Why Holiday 'Self-Gifting' Is On the Rise

Shoppers increasingly say it's not always better to give than receive.

Posted Nov 14, 2012

For many shoppers, there’s a new twist to an old adage this holiday season. It’s not always better to give than receive; sometimes it’s better to give to yourself. 

Self-gifting (otherwise known as adding your own name to your holiday shopping list) has been rising rapidly for several years. According to the National Retail Federation, the average of those honest enough to admit they plan to spend on themselves this year is $237. That’s a 27 percent jump in five years. For retailers, this is significant. Over 20 percent of the average shopper’s gift kitty is self-designated. In 2004 self-gifting accounted for only 14 percent of retail sales.

Here are five reasons why holiday self-gifting is on the rise:

1. It’s Pavlovian: The Holidays Trigger Sale Fever

At the start of the recession, retailers were caught off guard and left with bulging racks and stacks of holiday goodies. To cut their losses, they slashed prices to post-holiday clearance levels before Thanksgiving. Masses of retailers went under during the early years of the recession. Those that survived have been in a desperate battle for diminished consumer dollars. As a result, consumers have been treated to five solid years of spectacular discounting throughout the holiday season—not just to clear out unsold leftovers. 

Just as we’ve been conditioned to associate the smell of pine needles and the sight of twinkling houses with the holidays, we’re now conditioned to associate the holidays with massive bargains.  Many shoppers are eagerly anticipating those bargains and have postponed fall purchases to cash in on sales.

2. The Malls are Decked and We Get New Ideas

The holidays get people into shopping malls. The weeks between Thanksgiving and Christmas typically account for 20 percent of mall traffic. It’s a well-known fact that browsing leads to buying, and the more time someone spends in a store, the more money they’ll spend.

For many, the recession put the kibosh on browsing and mall traffic sharply declined. This trend was magnified by the skimpy inventories of economy-wary retailers. Even when shoppers were browsing, there wasn’t much to see.

Not so during the holidays, when retailers bulk up inventories and add tempting special products.
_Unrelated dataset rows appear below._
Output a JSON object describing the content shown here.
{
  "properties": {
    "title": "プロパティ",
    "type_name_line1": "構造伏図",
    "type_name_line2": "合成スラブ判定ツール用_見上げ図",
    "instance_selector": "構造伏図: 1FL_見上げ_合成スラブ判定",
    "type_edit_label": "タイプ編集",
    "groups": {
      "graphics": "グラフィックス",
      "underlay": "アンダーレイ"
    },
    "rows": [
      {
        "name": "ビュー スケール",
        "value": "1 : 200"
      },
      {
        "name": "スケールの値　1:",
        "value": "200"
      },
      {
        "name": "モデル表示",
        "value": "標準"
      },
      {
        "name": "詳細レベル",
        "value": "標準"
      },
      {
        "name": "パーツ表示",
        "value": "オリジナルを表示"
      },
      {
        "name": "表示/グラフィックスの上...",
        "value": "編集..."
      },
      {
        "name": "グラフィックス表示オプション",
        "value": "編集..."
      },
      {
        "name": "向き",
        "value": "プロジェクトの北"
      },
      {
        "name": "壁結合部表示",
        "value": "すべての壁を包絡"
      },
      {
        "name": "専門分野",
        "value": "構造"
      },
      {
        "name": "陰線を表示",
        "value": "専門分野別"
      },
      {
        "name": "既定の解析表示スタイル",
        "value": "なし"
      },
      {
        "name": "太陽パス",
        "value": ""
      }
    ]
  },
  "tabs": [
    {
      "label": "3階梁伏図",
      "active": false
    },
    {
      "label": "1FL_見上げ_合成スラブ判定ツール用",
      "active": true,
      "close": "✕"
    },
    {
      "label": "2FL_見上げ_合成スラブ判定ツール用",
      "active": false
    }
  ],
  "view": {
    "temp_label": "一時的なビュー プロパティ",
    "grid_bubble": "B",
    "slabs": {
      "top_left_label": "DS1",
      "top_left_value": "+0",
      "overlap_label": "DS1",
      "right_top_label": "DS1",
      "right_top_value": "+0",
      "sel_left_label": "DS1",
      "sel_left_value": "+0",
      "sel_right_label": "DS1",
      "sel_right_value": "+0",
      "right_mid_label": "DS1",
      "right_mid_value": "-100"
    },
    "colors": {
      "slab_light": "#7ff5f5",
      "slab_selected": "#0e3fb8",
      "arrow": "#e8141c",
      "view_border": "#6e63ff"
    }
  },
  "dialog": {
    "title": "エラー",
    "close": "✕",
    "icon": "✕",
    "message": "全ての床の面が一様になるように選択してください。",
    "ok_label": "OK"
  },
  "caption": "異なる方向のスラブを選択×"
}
The malls are decked with gifts and tempting accessories, party clothes, decorations and electronics. These goodies sparkle more brightly in contrast to the relative austerity of the rest of the year.

3. It’s more socially acceptable to self-gift.

In an increasingly “me-centric” society, shopping for yourself while shopping for others is simply more acceptable. Messages of “reward yourself” and “you’re special” permeate society. From the self-esteem movement in schools (emphasis on self) to marketing campaigns that lure buyers with “you deserve it” messages, society is awash with the glorification of the individual. Humility, community and obligation have lost a bit of ground in today’s “all about me” world.

4. A Penny Saved Can Feel Like a Penny Earned

In another new twist to an old adage, consumers can feel like they’re making money by spending money when they purchase heavily discounted products. Worse yet, they spend that easily made money more frivolously. 

Joanne, a 30-something shopper I met outside of Macy’s last year, was delighted to have found the exact item her mother had requested for Christmas on sale. “I had planned to spend $70 but since it was only $35 I got myself these earrings and this perfume which came with all these gifts. It was like Macy’s paid me to go shopping!” In fact, Joanne actually spent well over the $70 she’d planned to spend that day.

This is also a partial explanation of why shoppers tend to work harder on bargains for themselves than gifts for others. Bargain hunting is a way to rationalize self-gifting in a season of giving.

5. We’re Mentally Vulnerable

Even when it’s fun, holiday shopping is also physically and emotionally stressful—and that drains resources from our brains to our bodies. In other words, it’s harder to think and easier to make impulse and self-reward purchases when we’re holiday shopping.

Love it or hate it, no matter how you feel about holiday shopping, it taxes the psychological resources of even the most stoic shoppers. The physical requirements of dealing with things like crowds, dazzling light displays, temperature fluctuations and heavy bags steal our focus away from thinking hard about budgets and the math calculations necessary to figure out multiple layer discounts. 

We’re also pre-wired to respond to excitement in crowds. It’s a psychological tool that kept us alive in caveman days. Today, that pre-wiring is more likely to make us want to snap up a completely unnecessary third television set just because everyone else seems to want one.